Police wouldn’t disclose to The Oregonian/OregonLive who owns the vehicles.
Even though she’s a police officer’s wife, the mother of two and native of the area said she’s afraid.
“Every gun in the house is loaded,” she said. “I’ve never felt like I need to carry a gun in my life.”
A Burns High School student, the son of another local police officer, said that in mid-December he noticed a pickup following him home from school. He noticed the truck in his rearview mirror after he left the school parking lot. He made two turns to get to his home and the pickup stayed behind him. It passed as he pulled off the road to park.
“They looked at me,” he said. “I didn’t think anything of it” at the time.
Not long after, the same pickup followed him out of a service station about 10 p.m., he said. The teenager said he grew alarmed almost immediately.
“I tried to speed up. They seemed to speed up with me,” he said. “I felt they might shoot out my back windows and get at me.”
He tried to shake the followers by jumping the street curb and driving through a city park. The pickup kept pace with him, following on an adjacent street. The truck followed him on back streets to Hines Middle School. “I made a lot of turns and I lost him,” he said.
In mid-December, another student from the high school was heading home about 7:30 p.m. from an exercise class downtown when she noticed an SUV behind her. It turned when she did onto a street leading to her house, keeping its distance and moving slower than traffic.

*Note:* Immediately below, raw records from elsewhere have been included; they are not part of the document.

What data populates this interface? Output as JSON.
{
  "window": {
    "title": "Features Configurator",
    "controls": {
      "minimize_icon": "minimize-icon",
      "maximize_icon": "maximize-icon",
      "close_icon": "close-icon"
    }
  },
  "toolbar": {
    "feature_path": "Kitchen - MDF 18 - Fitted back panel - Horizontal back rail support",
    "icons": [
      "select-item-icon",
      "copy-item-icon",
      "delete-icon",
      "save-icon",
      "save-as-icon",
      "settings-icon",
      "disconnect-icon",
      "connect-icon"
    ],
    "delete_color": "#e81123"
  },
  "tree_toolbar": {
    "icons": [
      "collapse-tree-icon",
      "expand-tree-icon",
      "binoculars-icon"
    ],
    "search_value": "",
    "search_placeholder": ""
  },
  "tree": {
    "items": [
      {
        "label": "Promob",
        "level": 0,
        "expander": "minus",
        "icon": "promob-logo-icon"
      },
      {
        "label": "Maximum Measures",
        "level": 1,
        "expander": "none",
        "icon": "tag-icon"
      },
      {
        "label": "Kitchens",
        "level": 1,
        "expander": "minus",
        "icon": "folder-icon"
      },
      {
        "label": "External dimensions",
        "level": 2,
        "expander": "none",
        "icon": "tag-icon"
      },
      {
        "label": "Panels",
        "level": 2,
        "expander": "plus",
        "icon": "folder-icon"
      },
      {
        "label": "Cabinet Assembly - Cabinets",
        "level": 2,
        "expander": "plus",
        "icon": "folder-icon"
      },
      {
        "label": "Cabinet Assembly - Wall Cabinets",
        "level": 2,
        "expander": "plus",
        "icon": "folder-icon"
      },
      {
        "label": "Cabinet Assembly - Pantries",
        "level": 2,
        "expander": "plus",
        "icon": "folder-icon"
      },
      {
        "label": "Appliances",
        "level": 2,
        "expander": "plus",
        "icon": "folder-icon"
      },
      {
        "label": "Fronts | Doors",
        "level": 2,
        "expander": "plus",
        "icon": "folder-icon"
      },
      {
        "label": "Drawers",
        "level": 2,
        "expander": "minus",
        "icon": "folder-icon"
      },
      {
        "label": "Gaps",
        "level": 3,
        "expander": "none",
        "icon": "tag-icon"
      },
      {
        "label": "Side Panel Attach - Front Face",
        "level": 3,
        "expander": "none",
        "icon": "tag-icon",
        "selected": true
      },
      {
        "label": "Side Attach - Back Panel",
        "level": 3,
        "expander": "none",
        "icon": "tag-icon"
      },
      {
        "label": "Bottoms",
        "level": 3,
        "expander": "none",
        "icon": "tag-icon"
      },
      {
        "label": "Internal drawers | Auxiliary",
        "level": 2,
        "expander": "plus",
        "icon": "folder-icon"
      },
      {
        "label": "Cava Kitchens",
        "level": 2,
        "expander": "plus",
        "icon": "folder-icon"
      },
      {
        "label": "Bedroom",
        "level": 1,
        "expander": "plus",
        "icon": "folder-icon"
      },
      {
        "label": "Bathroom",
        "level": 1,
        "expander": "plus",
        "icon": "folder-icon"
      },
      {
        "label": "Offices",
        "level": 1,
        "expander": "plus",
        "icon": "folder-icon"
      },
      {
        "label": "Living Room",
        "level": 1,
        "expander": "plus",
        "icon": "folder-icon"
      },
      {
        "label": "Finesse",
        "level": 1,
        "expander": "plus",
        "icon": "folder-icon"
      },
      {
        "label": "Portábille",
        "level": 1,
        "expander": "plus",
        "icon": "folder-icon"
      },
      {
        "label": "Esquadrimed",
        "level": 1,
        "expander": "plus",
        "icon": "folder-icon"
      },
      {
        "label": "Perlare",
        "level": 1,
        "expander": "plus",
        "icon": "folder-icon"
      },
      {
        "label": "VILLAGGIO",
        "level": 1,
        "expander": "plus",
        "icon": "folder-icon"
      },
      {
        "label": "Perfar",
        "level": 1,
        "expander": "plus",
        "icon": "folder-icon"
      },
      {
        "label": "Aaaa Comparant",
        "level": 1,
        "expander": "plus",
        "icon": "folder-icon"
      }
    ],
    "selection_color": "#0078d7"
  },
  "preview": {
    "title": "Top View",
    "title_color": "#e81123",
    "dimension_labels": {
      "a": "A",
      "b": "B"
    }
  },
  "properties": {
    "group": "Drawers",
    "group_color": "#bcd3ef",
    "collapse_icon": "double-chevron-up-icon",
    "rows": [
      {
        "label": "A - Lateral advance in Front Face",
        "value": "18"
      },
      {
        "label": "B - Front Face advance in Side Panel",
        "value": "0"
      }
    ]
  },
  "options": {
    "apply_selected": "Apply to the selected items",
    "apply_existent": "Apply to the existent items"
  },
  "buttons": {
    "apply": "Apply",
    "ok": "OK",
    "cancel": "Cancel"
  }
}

“They were creeping behind me,” she said. When she hit the intersection where her house sits, the SUV was still there and she “freaked,” she said.
She reversed course and headed to the high school, where she knew people were attending a music program.
“I was thinking, ‘Don’t stop.'”
The SUV followed her until she turned onto a back driveway to the school. She saw the SUV drive to the front of the school and then head back toward downtown Burns, but at a slow pace as if it were looking for her, she said.
She called a friend, who escorted her home.
“When I got home, I was shaking and crying.”
She slept with a baseball bat beside her that night.
The wife of a local U.S. Bureau of Land Management employee recounted an episode last Friday when her husband was driving to work.
As they traveled down Burns’ main artery, her husband told her, “I think we’re being followed.”
They turned onto a side street. “They just turned with us,” her husband reported.
“I was scared,” she said.
The pickup then moved to a parallel street after more turns. When the couple stopped at an intersection, the pickup drove past them going in the opposite direction.
“The driver just turned (in his seat), smiled and waved at us,” she said. “When they drove by and waved, then I was mad.”
Refuge employees, who work for the U.S. Fish & Wildlife Service, haven’t on the job since before New Year’s Day but have been intimidated nonetheless, officials said.
“Unknown individuals from outside our community have driven past slowly or idled in front of their homes, observing the residents and their activities,” Harney County Sheriff Dave Ward said in a news release. Refuge employees are being confronted with questions about their status as federal employees, he said.
“Many of these confrontations are taking place as their employees are grocery shopping, running errands with their families and trying to lead their day-to-day lives,” the sheriff’s statement said.
A key refuge employee last week was escorted out of the area by law enforcement, apparently over concerns militants had accessed employee work files. His departure was so abrupt that he asked a neighboring rancher to look out for his cattle for him. The friend hauled the cattle back to his own ranch for tending.